Content validity, sometimes called logical or rational validity, is the estimate of how much a measure represents every single element of a construct.
For example, an educational test with strong content validity will represent the subjects actually taught to students, rather than asking unrelated questions.
Content validity is often seen as a prerequisite to criterion validity, because it is a good indicator of whether the desired trait is measured. If elements of the test are irrelevant to the main construct, then they are measuring something else completely, creating potential bias.
In addition, criterion validity derives quantitative correlations from test scores.
Content validity is qualitative in nature, and asks whether a specific element enhances or detracts from a test or research program.
Content validity is related to face validity, but differs wildly in how it is evaluated.
Face validity requires a personal judgment, such as asking participants whether they thought that a test was well constructed and useful. Content validity arrives at the same answers, but uses an approach based in statistics, ensuring that it is regarded as a strong type of validity.
For surveys and tests, each question is given to a panel of expert analysts, and they rate it. They give their opinion about whether the question is essential, useful or irrelevant to measuring the construct under study.
Their results are statistically analyzed and the test modified to improve the rational validity.
Let us look at an example from employment, where content validity is often used.
A school wants to hire a new science teacher, and a panel of governors begins to look through the various candidates. They draw up a shortlist and then set a test, picking the candidate with the best score. Sadly, he proves to be an extremely poor science teacher.
After looking at the test, the education board begins to see where they went wrong. The vast majority of the questions were about physics so, of course, the school found the most talented physics teacher.
However, this particular job expected the science teacher to teach biology, chemistry and psychology. The content validity of test was poor and did not fully represent the construct of 'being a good science teacher.'

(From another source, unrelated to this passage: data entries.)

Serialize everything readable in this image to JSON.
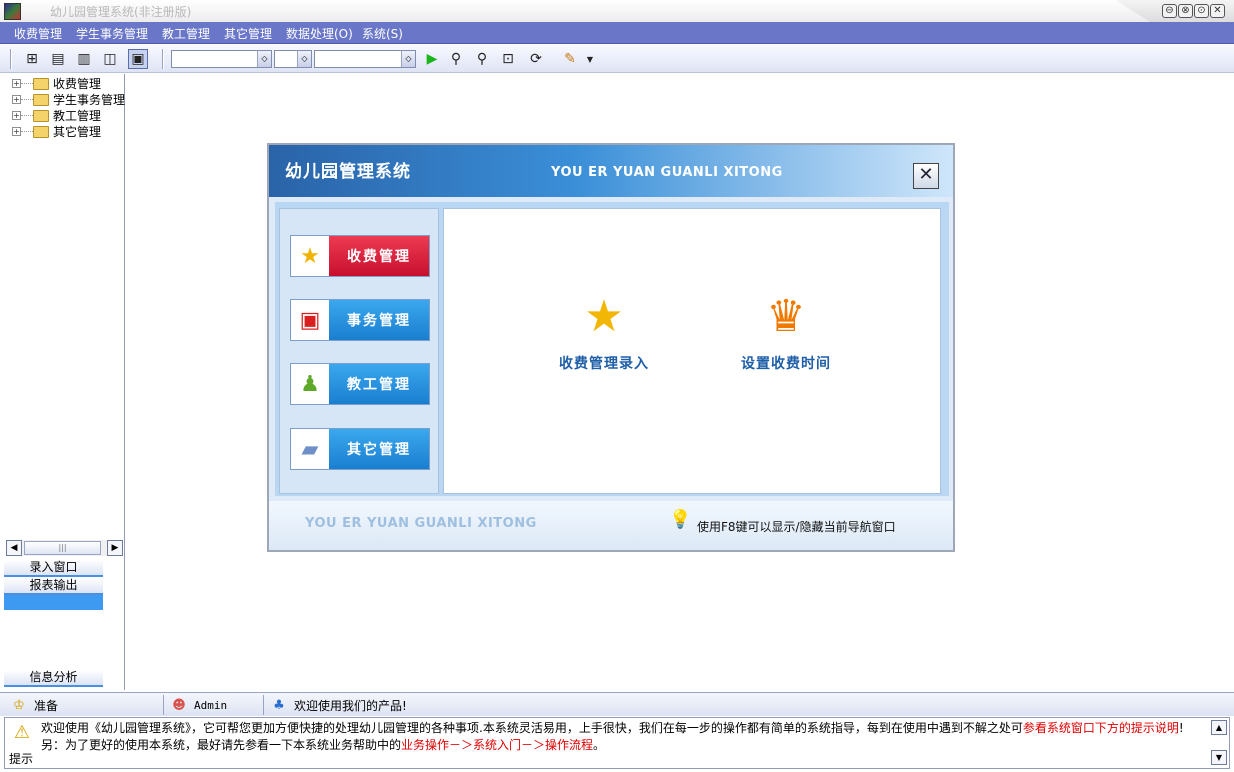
{
  "window": {
    "title": "幼儿园管理系统(非注册版)",
    "buttons": [
      "⊖",
      "⊗",
      "⊙",
      "✕"
    ]
  },
  "menubar": {
    "items": [
      "收费管理",
      "学生事务管理",
      "教工管理",
      "其它管理",
      "数据处理(O)",
      "系统(S)"
    ]
  },
  "tree": {
    "items": [
      {
        "label": "收费管理"
      },
      {
        "label": "学生事务管理"
      },
      {
        "label": "教工管理"
      },
      {
        "label": "其它管理"
      }
    ]
  },
  "left_nav": {
    "entry_window": "录入窗口",
    "report_output": "报表输出",
    "info_analysis": "信息分析"
  },
  "dialog": {
    "title": "幼儿园管理系统",
    "subtitle": "YOU ER YUAN GUANLI XITONG",
    "close": "✕",
    "side_buttons": [
      {
        "label": "收费管理",
        "icon": "star-icon",
        "color": "#d9213a"
      },
      {
        "label": "事务管理",
        "icon": "alert-monitor-icon",
        "color": "#1f8fd8"
      },
      {
        "label": "教工管理",
        "icon": "staff-icon",
        "color": "#1f8fd8"
      },
      {
        "label": "其它管理",
        "icon": "folder-icon",
        "color": "#1f8fd8"
      }
    ],
    "features": [
      {
        "label": "收费管理录入",
        "icon": "star-icon"
      },
      {
        "label": "设置收费时间",
        "icon": "crown-icon"
      }
    ],
    "footer_brand": "YOU ER YUAN GUANLI XITONG",
    "footer_tip": "使用F8键可以显示/隐藏当前导航窗口"
  },
  "statusbar": {
    "ready": "准备",
    "user": "Admin",
    "welcome": "欢迎使用我们的产品!"
  },
  "message": {
    "tag": "提示",
    "line1_a": "欢迎使用《幼儿园管理系统》，它可帮您更加方便快捷的处理幼儿园管理的各种事项.本系统灵活易用，上手很快，我们在每一步的操作都有简单的系统指导，每到在使用中遇到不解之处可",
    "line1_link": "参看系统窗口下方的提示说明",
    "line1_end": "!",
    "line2_a": "另：为了更好的使用本系统，最好请先参看一下本系统业务帮助中的",
    "line2_link": "业务操作－＞系统入门－＞操作流程",
    "line2_end": "。"
  }
}
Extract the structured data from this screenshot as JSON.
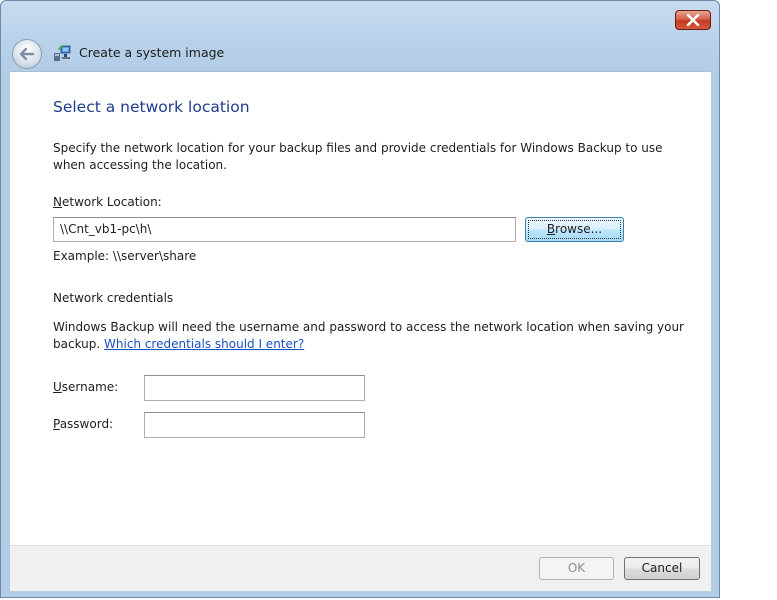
{
  "window": {
    "title": "Create a system image",
    "icons": {
      "back": "back-arrow-icon",
      "app": "system-image-icon",
      "close": "close-icon"
    },
    "colors": {
      "close_button": "#c23a1f",
      "heading": "#1e3b8c",
      "link": "#1a4fc4"
    }
  },
  "page": {
    "heading": "Select a network location",
    "description": "Specify the network location for your backup files and provide credentials for Windows Backup to use when accessing the location.",
    "network_location": {
      "label_accel": "N",
      "label_rest": "etwork Location:",
      "value": "\\\\Cnt_vb1-pc\\h\\",
      "browse_accel": "B",
      "browse_rest": "rowse...",
      "example": "Example: \\\\server\\share"
    },
    "credentials": {
      "heading": "Network credentials",
      "description": "Windows Backup will need the username and password to access the network location when saving your backup.",
      "help_link": "Which credentials should I enter?",
      "username_accel": "U",
      "username_rest": "sername:",
      "username_value": "",
      "password_accel": "P",
      "password_rest": "assword:",
      "password_value": ""
    }
  },
  "footer": {
    "ok_label": "OK",
    "cancel_label": "Cancel"
  }
}
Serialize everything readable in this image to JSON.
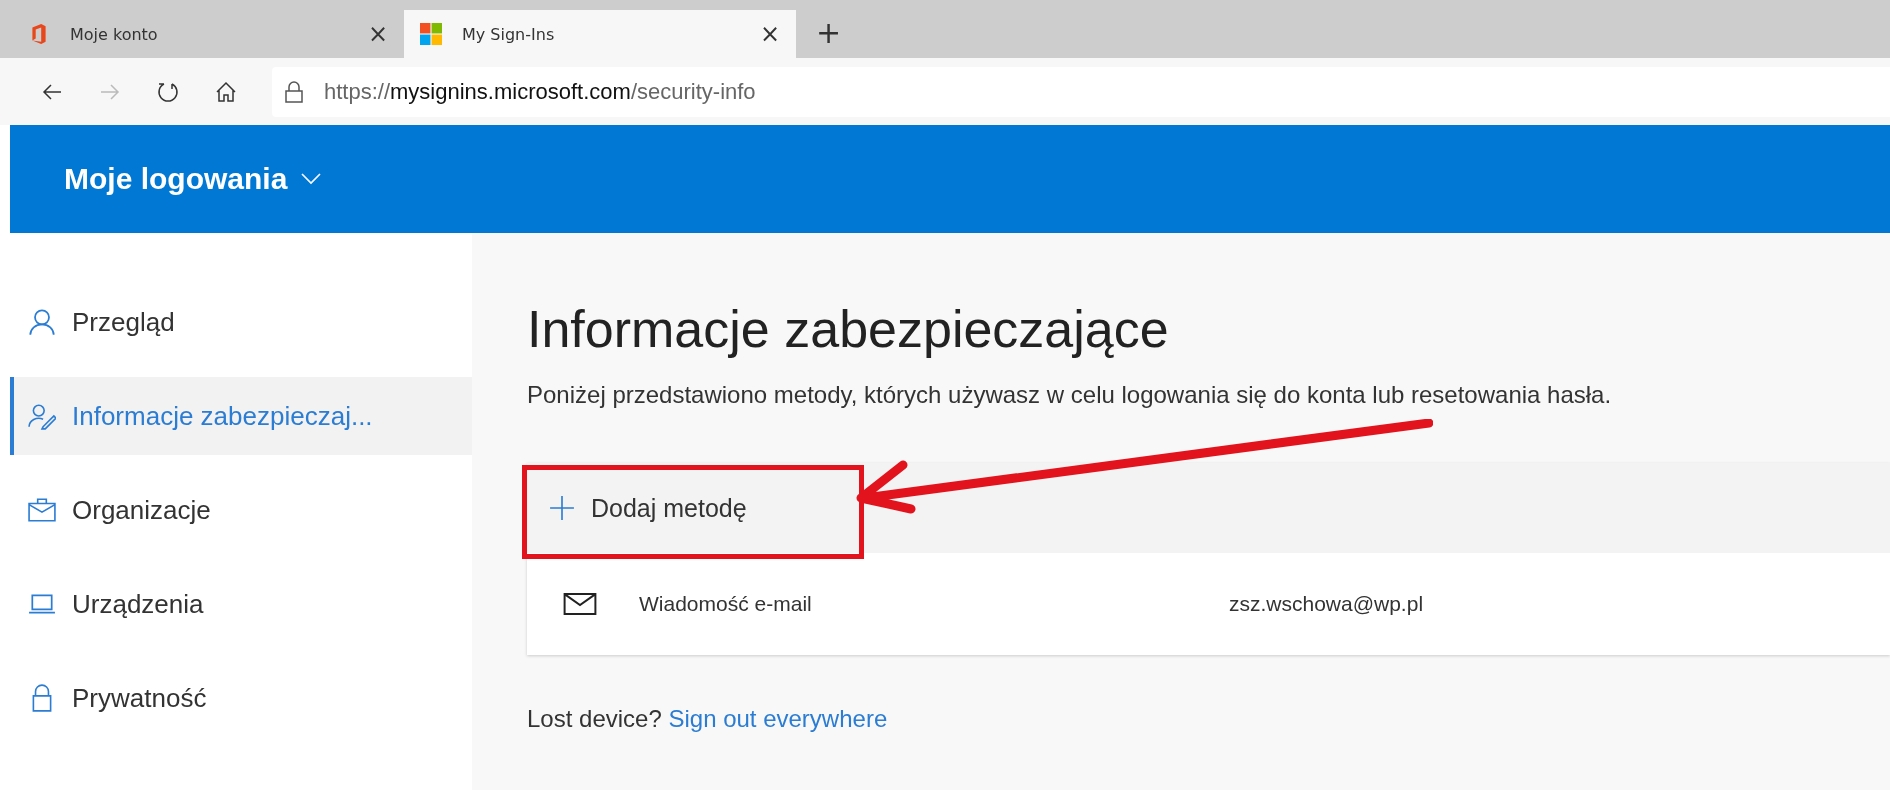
{
  "browser": {
    "tabs": [
      {
        "title": "Moje konto",
        "selected": false,
        "close": "×"
      },
      {
        "title": "My Sign-Ins",
        "selected": true,
        "close": "×"
      }
    ],
    "new_tab": "+",
    "url": {
      "scheme": "https://",
      "host": "mysignins.microsoft.com",
      "path": "/security-info"
    }
  },
  "header": {
    "title": "Moje logowania"
  },
  "sidebar": {
    "items": [
      {
        "label": "Przegląd",
        "selected": false
      },
      {
        "label": "Informacje zabezpieczaj...",
        "selected": true
      },
      {
        "label": "Organizacje",
        "selected": false
      },
      {
        "label": "Urządzenia",
        "selected": false
      },
      {
        "label": "Prywatność",
        "selected": false
      }
    ]
  },
  "main": {
    "title": "Informacje zabezpieczające",
    "description": "Poniżej przedstawiono metody, których używasz w celu logowania się do konta lub resetowania hasła.",
    "add_method": "Dodaj metodę",
    "methods": [
      {
        "name": "Wiadomość e-mail",
        "value": "zsz.wschowa@wp.pl"
      }
    ],
    "lost_device": "Lost device?",
    "sign_out": "Sign out everywhere"
  }
}
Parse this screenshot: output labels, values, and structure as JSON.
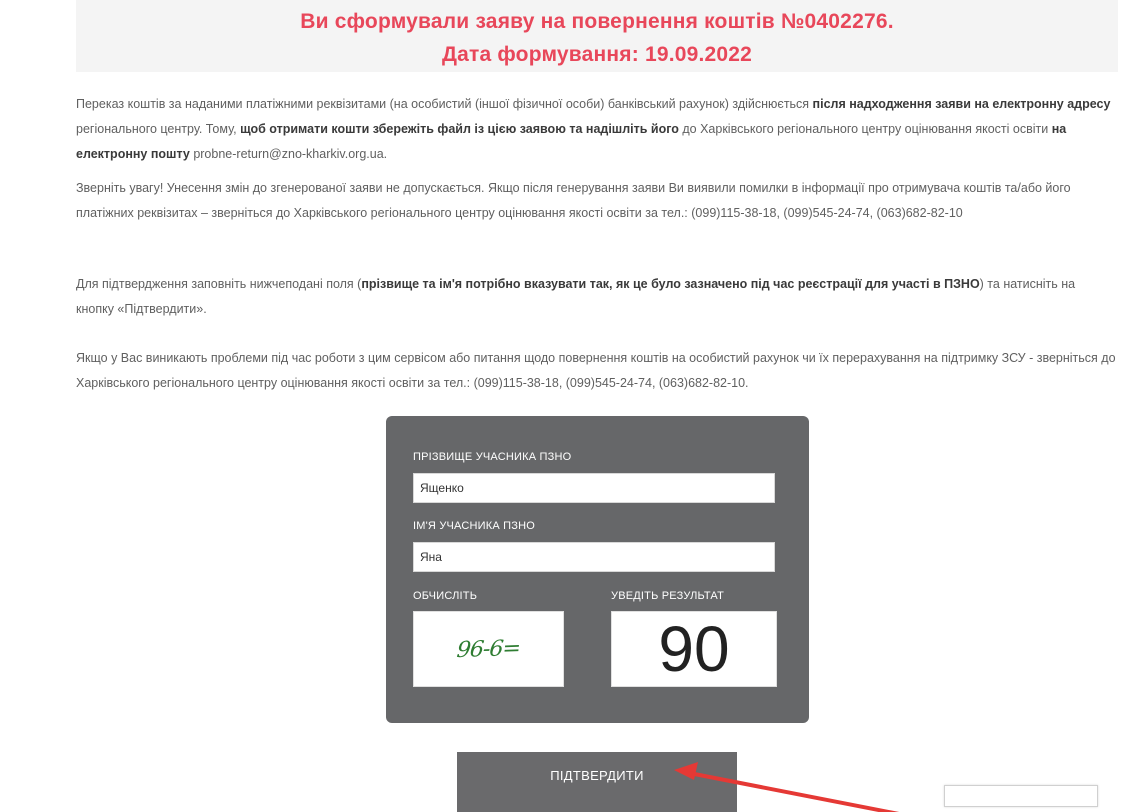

Suitably embarrassed, the school redesigned the test and submitted it to a panel of educational experts. After asking the candidates to sit the revised test, the school found another teacher, and she proved to be an excellent and well-rounded science teacher. This test had a much higher rational validity and fully represented every element of the construct.